One of the sad lessons from the 2017 firestorm that swept away neighborhoods in Sonoma County and killed dozens was that emergency officials must understand their alert systems so that they use them properly when lives are on the line. Now, we ask these questions again in the aftermath of the massive destruction that destroyed Paradise, Calif. Below are some steps each agency can take now to improve emergency communications plans.

Emergency alerts as the Camp Fire raged

Officials in Butte County used their opt-in system instead of triggering a Wireless Emergency Alert to virtually every cell phone in the vicinity. The fire grew with astounding speed — it grew to 10,000 acres within its first 90 minutes and rapidly overtook the town of Paradise, Calif.

Butte County Sheriff Kory Honea defended his agency’s reactions. While I will defer to others to evaluate whether the sheriff’s department did everything possible, all of us have this opportunity to review our plans so that similar tragedies may be avoided.

“There were notifications sent out, but … this fire was moving so rapidly we couldn’t keep ahead of it,” Honea said.

Review and revise your emergency alert plans 

Situations like a fast-moving wildfire are always going to be chaotic and confusing.
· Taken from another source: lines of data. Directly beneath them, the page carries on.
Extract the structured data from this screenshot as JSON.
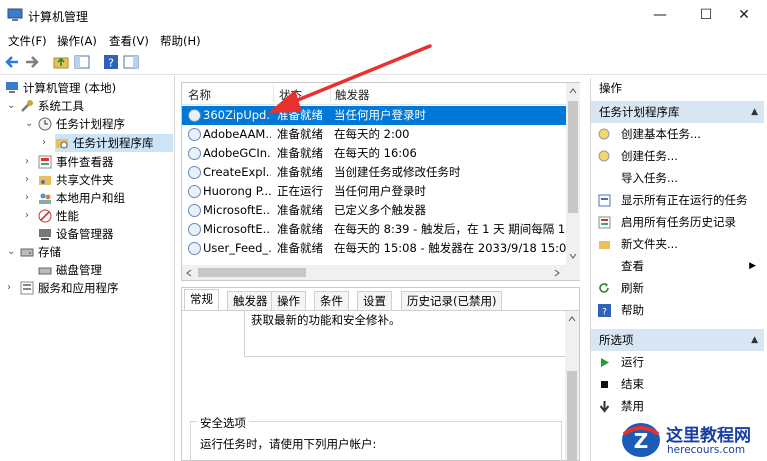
{
  "window": {
    "title": "计算机管理",
    "minimize": "—",
    "maximize": "☐",
    "close": "✕"
  },
  "menu": [
    "文件(F)",
    "操作(A)",
    "查看(V)",
    "帮助(H)"
  ],
  "tree": {
    "root": "计算机管理 (本地)",
    "system_tools": "系统工具",
    "task_scheduler": "任务计划程序",
    "task_scheduler_lib": "任务计划程序库",
    "event_viewer": "事件查看器",
    "shared_folders": "共享文件夹",
    "local_users": "本地用户和组",
    "performance": "性能",
    "device_manager": "设备管理器",
    "storage": "存储",
    "disk_mgmt": "磁盘管理",
    "services_apps": "服务和应用程序"
  },
  "list": {
    "headers": [
      "名称",
      "状态",
      "触发器"
    ],
    "rows": [
      {
        "name": "360ZipUpd...",
        "status": "准备就绪",
        "trigger": "当任何用户登录时"
      },
      {
        "name": "AdobeAAM...",
        "status": "准备就绪",
        "trigger": "在每天的 2:00"
      },
      {
        "name": "AdobeGCIn...",
        "status": "准备就绪",
        "trigger": "在每天的 16:06"
      },
      {
        "name": "CreateExpl...",
        "status": "准备就绪",
        "trigger": "当创建任务或修改任务时"
      },
      {
        "name": "Huorong P...",
        "status": "正在运行",
        "trigger": "当任何用户登录时"
      },
      {
        "name": "MicrosoftE...",
        "status": "准备就绪",
        "trigger": "已定义多个触发器"
      },
      {
        "name": "MicrosoftE...",
        "status": "准备就绪",
        "trigger": "在每天的 8:39 - 触发后，在 1 天 期间每隔 1 小"
      },
      {
        "name": "User_Feed_...",
        "status": "准备就绪",
        "trigger": "在每天的 15:08 - 触发器在 2033/9/18 15:08:5"
      }
    ]
  },
  "detail": {
    "tabs": [
      "常规",
      "触发器",
      "操作",
      "条件",
      "设置",
      "历史记录(已禁用)"
    ],
    "description": "获取最新的功能和安全修补。",
    "security_title": "安全选项",
    "security_line": "运行任务时，请使用下列用户帐户:"
  },
  "actions": {
    "header": "操作",
    "group1": "任务计划程序库",
    "items1": [
      "创建基本任务...",
      "创建任务...",
      "导入任务...",
      "显示所有正在运行的任务",
      "启用所有任务历史记录",
      "新文件夹...",
      "查看",
      "刷新",
      "帮助"
    ],
    "group2": "所选项",
    "items2": [
      "运行",
      "结束",
      "禁用"
    ]
  },
  "watermark": {
    "title": "这里教程网",
    "url": "herecours.com"
  },
  "colors": {
    "selection": "#0078d7",
    "group_bg": "#d8e6f3",
    "arrow": "#e8312f"
  }
}
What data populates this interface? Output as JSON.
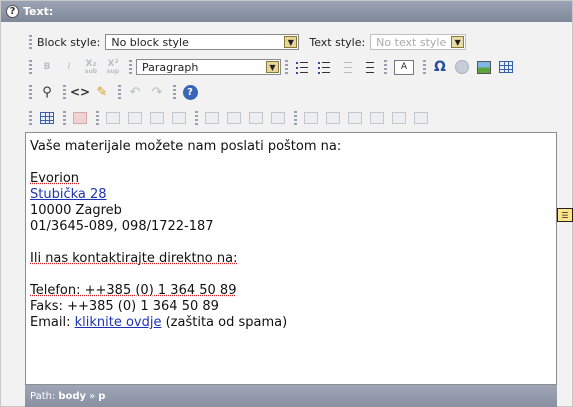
{
  "title_bar": {
    "label": "Text:"
  },
  "toolbar": {
    "block_style_label": "Block style:",
    "block_style_value": "No block style",
    "text_style_label": "Text style:",
    "text_style_value": "No text style",
    "format_value": "Paragraph",
    "bold": "B",
    "italic": "I",
    "subscript": "X₂",
    "superscript": "X²",
    "sub_caption": "sub",
    "sup_caption": "sup",
    "color_label": "A",
    "omega": "Ω",
    "source": "<>"
  },
  "editor": {
    "line1": "Vaše materijale možete nam poslati poštom na:",
    "company": "Evorion",
    "street": "Stubička 28",
    "city": "10000 Zagreb",
    "phones": "01/3645-089, 098/1722-187",
    "contact_intro": "Ili nas kontaktirajte direktno na:",
    "phone_line": "Telefon: ++385 (0) 1 364 50 89",
    "fax_line": "Faks: ++385 (0) 1 364 50 89",
    "email_label": "Email: ",
    "email_link": "kliknite ovdje",
    "email_note": " (zaštita od spama)"
  },
  "path_bar": {
    "label": "Path:",
    "segment1": "body",
    "arrow": "»",
    "segment2": "p"
  },
  "colors": {
    "titlebar": "#8a93a5",
    "link": "#1d33b3",
    "combo_arrow": "#e7d59a"
  }
}
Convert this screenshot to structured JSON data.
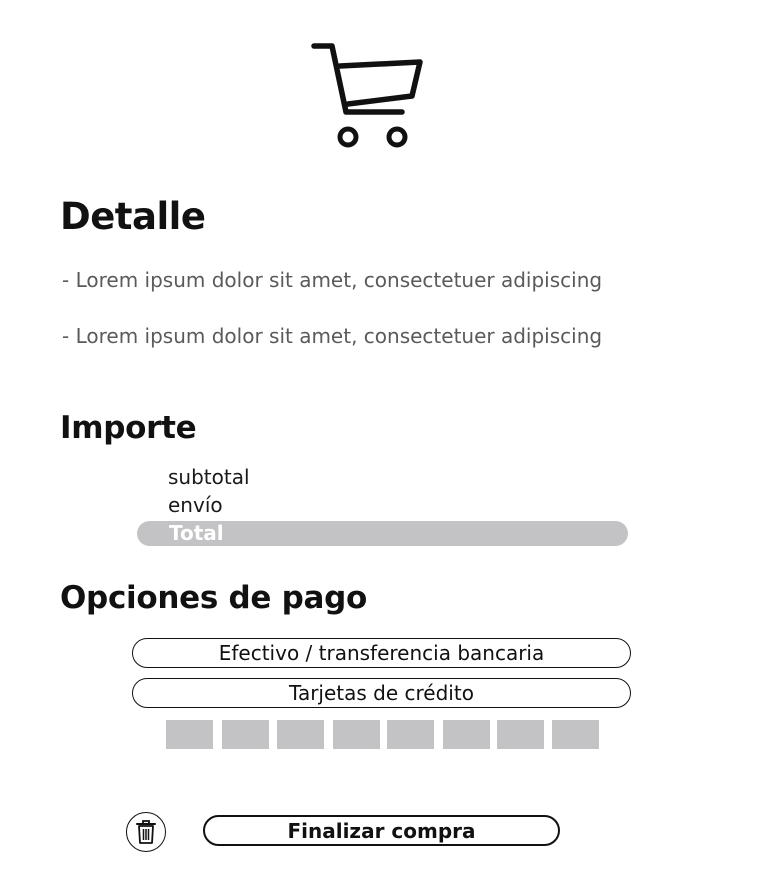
{
  "header": {
    "icon": "shopping-cart-icon"
  },
  "detalle": {
    "title": "Detalle",
    "items": [
      "- Lorem ipsum dolor sit amet, consectetuer adipiscing",
      "- Lorem ipsum dolor sit amet, consectetuer adipiscing"
    ]
  },
  "importe": {
    "title": "Importe",
    "subtotal_label": "subtotal",
    "envio_label": "envío",
    "total_label": "Total"
  },
  "pago": {
    "title": "Opciones de pago",
    "options": [
      "Efectivo / transferencia bancaria",
      "Tarjetas de crédito"
    ],
    "card_slot_count": 8
  },
  "footer": {
    "delete_icon": "trash-icon",
    "finish_label": "Finalizar compra"
  },
  "colors": {
    "text": "#111111",
    "muted_text": "#5a5a5a",
    "placeholder_gray": "#c3c3c6",
    "background": "#ffffff"
  }
}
Emergency officials must do everything possible to stay calm and focused, even when facts are unclear.  Planning must take into account the inherent confusion — and the risk of mistakes.
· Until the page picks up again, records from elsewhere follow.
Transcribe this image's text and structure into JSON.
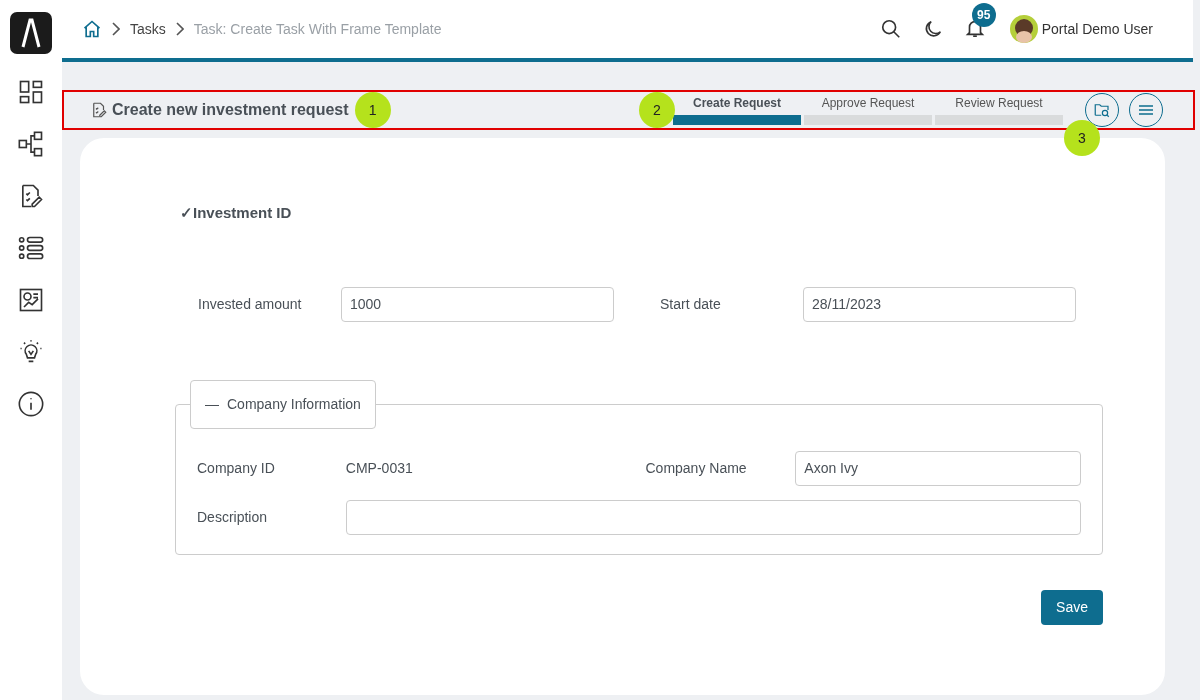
{
  "sidebar": {
    "items": [
      {
        "kind": "dashboard"
      },
      {
        "kind": "process"
      },
      {
        "kind": "tasks"
      },
      {
        "kind": "cases"
      },
      {
        "kind": "statistics"
      },
      {
        "kind": "ideas"
      },
      {
        "kind": "info"
      }
    ]
  },
  "breadcrumb": [
    "Tasks",
    "Task: Create Task With Frame Template"
  ],
  "header": {
    "notifications": "95",
    "user": "Portal Demo User"
  },
  "task_bar": {
    "title": "Create new investment request",
    "steps": [
      {
        "label": "Create Request",
        "selected": true
      },
      {
        "label": "Approve Request",
        "selected": false
      },
      {
        "label": "Review Request",
        "selected": false
      }
    ]
  },
  "annotations": [
    "1",
    "2",
    "3"
  ],
  "form": {
    "heading_mark": "✓",
    "heading": "Investment ID",
    "fields": [
      {
        "label": "Invested amount",
        "value": "1000"
      },
      {
        "label": "Start date",
        "value": "28/11/2023"
      }
    ],
    "panel": {
      "toggle": "—",
      "title": "Company Information",
      "expanded": true,
      "company_id_label": "Company ID",
      "company_id": "CMP-0031",
      "company_name_label": "Company Name",
      "company_name": "Axon Ivy",
      "description_label": "Description"
    },
    "save": "Save"
  }
}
In Sonoma, officials did not use the WEA system because they thought it would alert too many people outside of the risk area and cause dangerous panic. In Butte, we are hearing that officials repeated what Sonoma did – and which did not work. The opt-in system had about 23,000 people signed up, about 10 percent of the county population. A WEA might have reached tens of thousands more.
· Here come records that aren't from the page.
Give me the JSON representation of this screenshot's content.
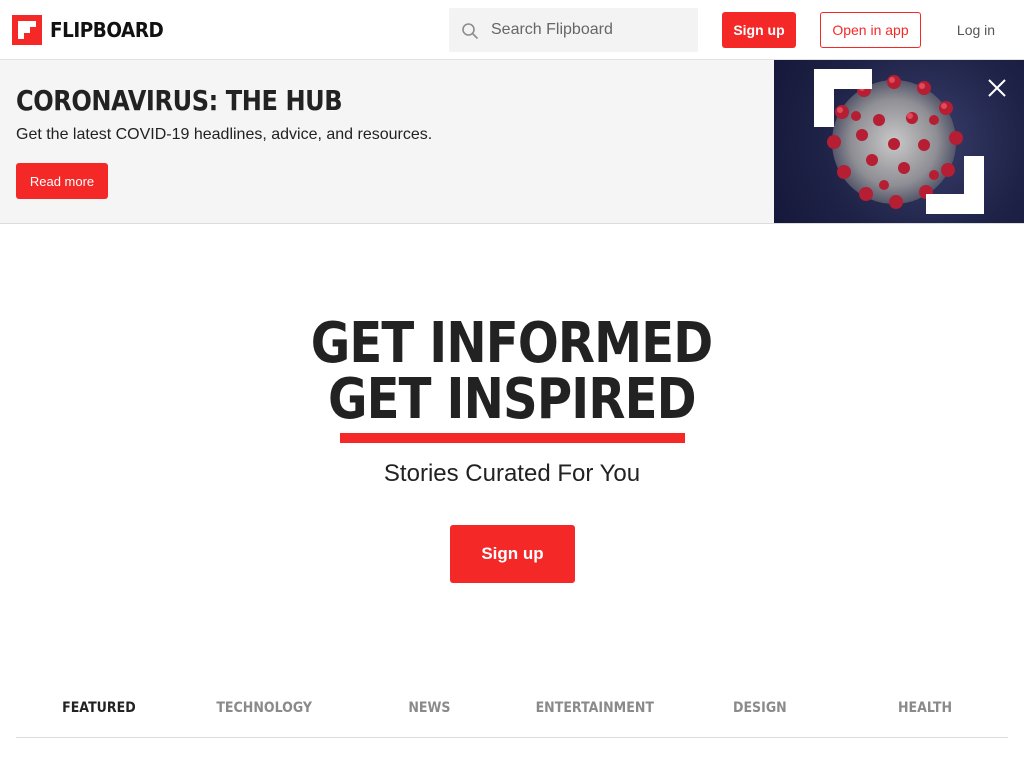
{
  "header": {
    "logo_text": "FLIPBOARD",
    "search_placeholder": "Search Flipboard",
    "signup_label": "Sign up",
    "open_app_label": "Open in app",
    "login_label": "Log in"
  },
  "banner": {
    "title": "CORONAVIRUS: THE HUB",
    "subtitle": "Get the latest COVID-19 headlines, advice, and resources.",
    "read_more_label": "Read more"
  },
  "hero": {
    "line1": "GET INFORMED",
    "line2": "GET INSPIRED",
    "tagline": "Stories Curated For You",
    "signup_label": "Sign up"
  },
  "tabs": [
    {
      "label": "FEATURED",
      "active": true
    },
    {
      "label": "TECHNOLOGY",
      "active": false
    },
    {
      "label": "NEWS",
      "active": false
    },
    {
      "label": "ENTERTAINMENT",
      "active": false
    },
    {
      "label": "DESIGN",
      "active": false
    },
    {
      "label": "HEALTH",
      "active": false
    }
  ],
  "colors": {
    "brand_red": "#f52828",
    "text_dark": "#222222",
    "banner_bg": "#f5f5f5"
  },
  "icons": {
    "logo": "flipboard-logo-icon",
    "search": "search-icon",
    "close": "close-icon"
  }
}
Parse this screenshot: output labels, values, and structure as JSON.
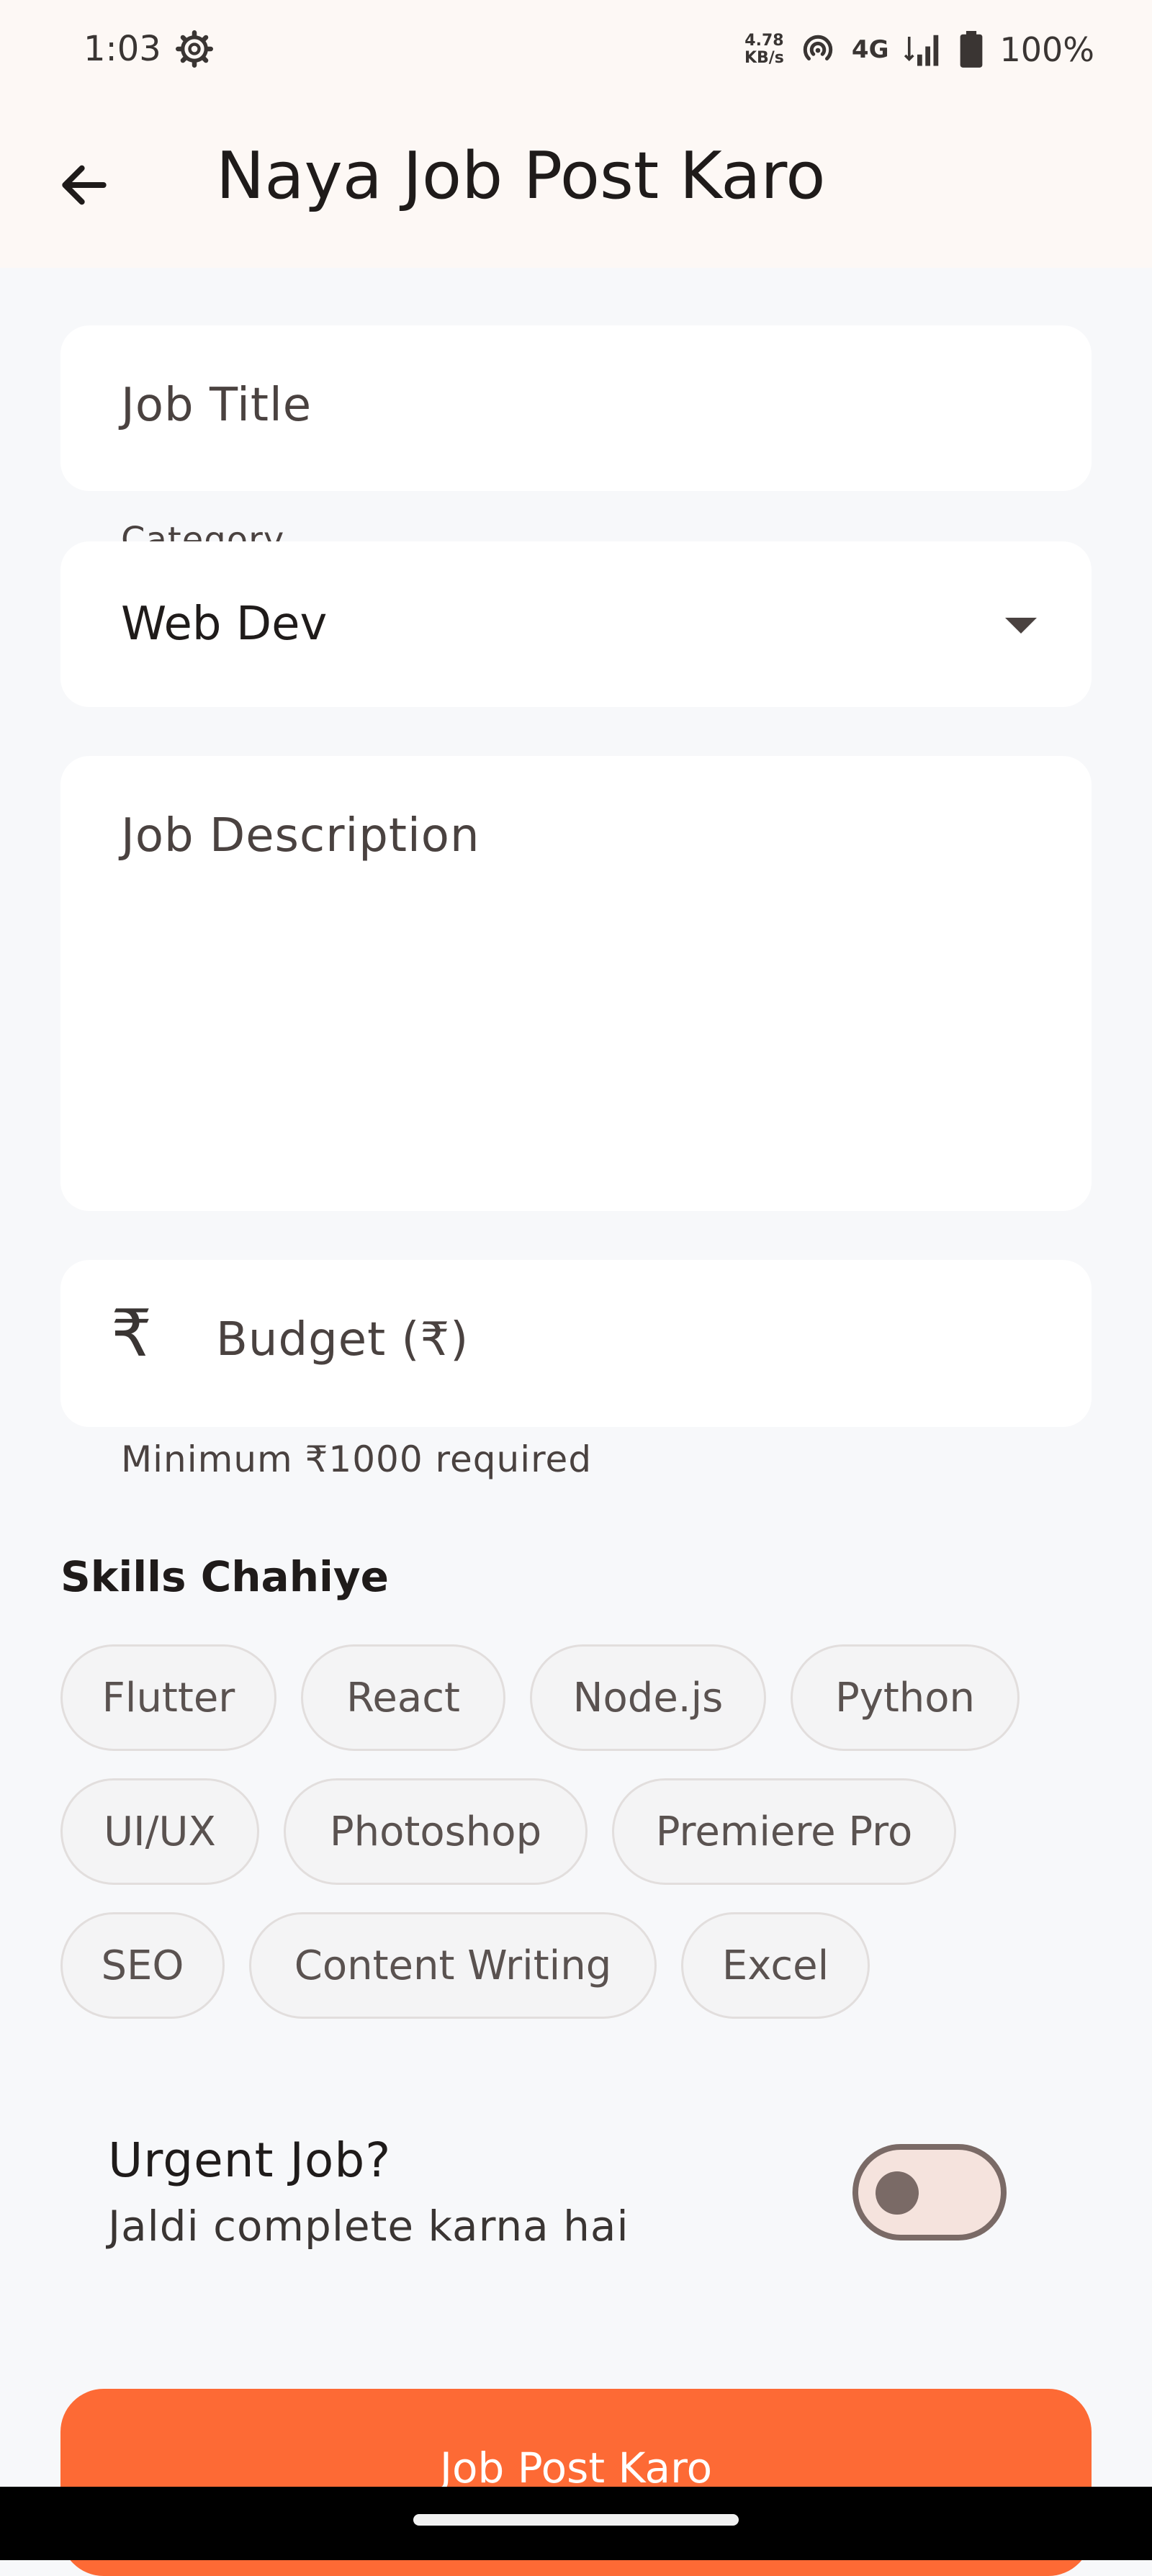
{
  "status_bar": {
    "time": "1:03",
    "speed_value": "4.78",
    "speed_unit": "KB/s",
    "network": "4G",
    "battery": "100%"
  },
  "app_bar": {
    "title": "Naya Job Post Karo"
  },
  "form": {
    "job_title_placeholder": "Job Title",
    "category_label": "Category",
    "category_value": "Web Dev",
    "description_placeholder": "Job Description",
    "budget_placeholder": "Budget (₹)",
    "budget_helper": "Minimum ₹1000 required"
  },
  "skills": {
    "title": "Skills Chahiye",
    "items": [
      "Flutter",
      "React",
      "Node.js",
      "Python",
      "UI/UX",
      "Photoshop",
      "Premiere Pro",
      "SEO",
      "Content Writing",
      "Excel"
    ]
  },
  "urgent": {
    "title": "Urgent Job?",
    "subtitle": "Jaldi complete karna hai",
    "enabled": false
  },
  "submit": {
    "label": "Job Post Karo"
  },
  "colors": {
    "accent": "#fd6a35",
    "background": "#f7f8fa",
    "header": "#fdf8f5"
  },
  "icons": {
    "back": "arrow-left-icon",
    "currency": "rupee-icon",
    "dropdown": "dropdown-arrow-icon",
    "status_settings": "gear-icon"
  }
}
Even more important is the question of timing. Might a short alert at the initial report of a fire helped? Something like:

“Firefighters responding to reported wildland fire outside of Paradise. Critically high fire danger throughout the area. Prepare now in case evacuation becomes necessary.”

Such a message would need to be supplemented with links to resources such as maps of evacuation routes or guidance on what to pack and bring — all of which likely were disseminated long before fire season. But we know that many people ignore everything about emergency planning until it is sometimes too late.

Things to do now to improve emergency communications

My advice for all agencies in wildfire risk areas is to do these things now:

Inventory all of your alert methods.

  • Do you have a plan for door-to-door notifications? Pre-assign sectors and routes if you can.
  • What other systems are in place?
  • Who has the authority to use each system?
  • Who knows how to use each system? Every agency should have at least three people trained and prepared to operate each or all systems.
  • Review your response area and its population.
    • What special populations exist?
    • Are there any groups that may need earlier notice to evacuate?
    • What language or other communications obstacles exist?
    • What are the evacuation routes?
      • If egress is limited, how can you sequence evacuation orders to reduce congestion?
      • What information do people need in order to get out safely?
  • Plan ahead.
    • Residents of risk areas must know how to evacuate long before emergencies occur.
    • Practice evacuations in high-risk areas, especially where routes are limited.
    • Communicate with people before fire season begins and frequently during the season. Make sure everyone knows how to get emergency information.
  • Practice. Practice. Practice. 
    • The only thing that comes close to experience in an emergency is experience in a well crafted practice session.
    • Put primary and secondary decision-makers into the “hot seat” to make difficult decisions about alerts in a training session.
    • Include other agencies likely to be involved in real emergencies.
    • Schedule and perform short drills frequently — at least once a quarter. Full-scale drills should be done annually.

From what I have seen, the town of Paradise had done many of these things, but the scale and speed of the Camp Fire overtook their plans. Even so, there is no doubt there could have been more done in advance of the flames. While nobody could forecast this fire specifically, the forecast high winds and dry conditions made the risk higher than ever.

Last year when similar conditions occurred in Southern California, fire departments in Los Angeles, Santa Barbara and Ventura counties made extra efforts to communicate in advance about evacuation procedures, alert systems and other emergency planning that individuals could do to stay safe. That should be the standard for all emergency agencies.

Related articles:

Firehouse.com: Did CA county fail on Camp Fire alerts?

San Francisco Chronicle: Camp Fire: Officials did not send Amber Alert-style warning as blaze hit Paradise

CNN: Many Camp Fire victims didn’t get emergency alerts. Those who did got them too late.

Interested in learning more about how a Communications Golden Hour® workshop can help you and your team improve your emergency communications? Find out more on my workshops page or contact me directly.

Credits

© 2018 Doug Levy Communications LLC. All rights reserved. The
Communications Golden Hour is a trademark and service mark of Doug Levy
Communications LLC.

Designed by Sassy Lasses

Important Links

  • This site uses cookies. For more information, please visit our Privacy page.. Privacy Policy

Contact Us

info@douglevy.com

+1 415 944 6427

%d bloggers like this: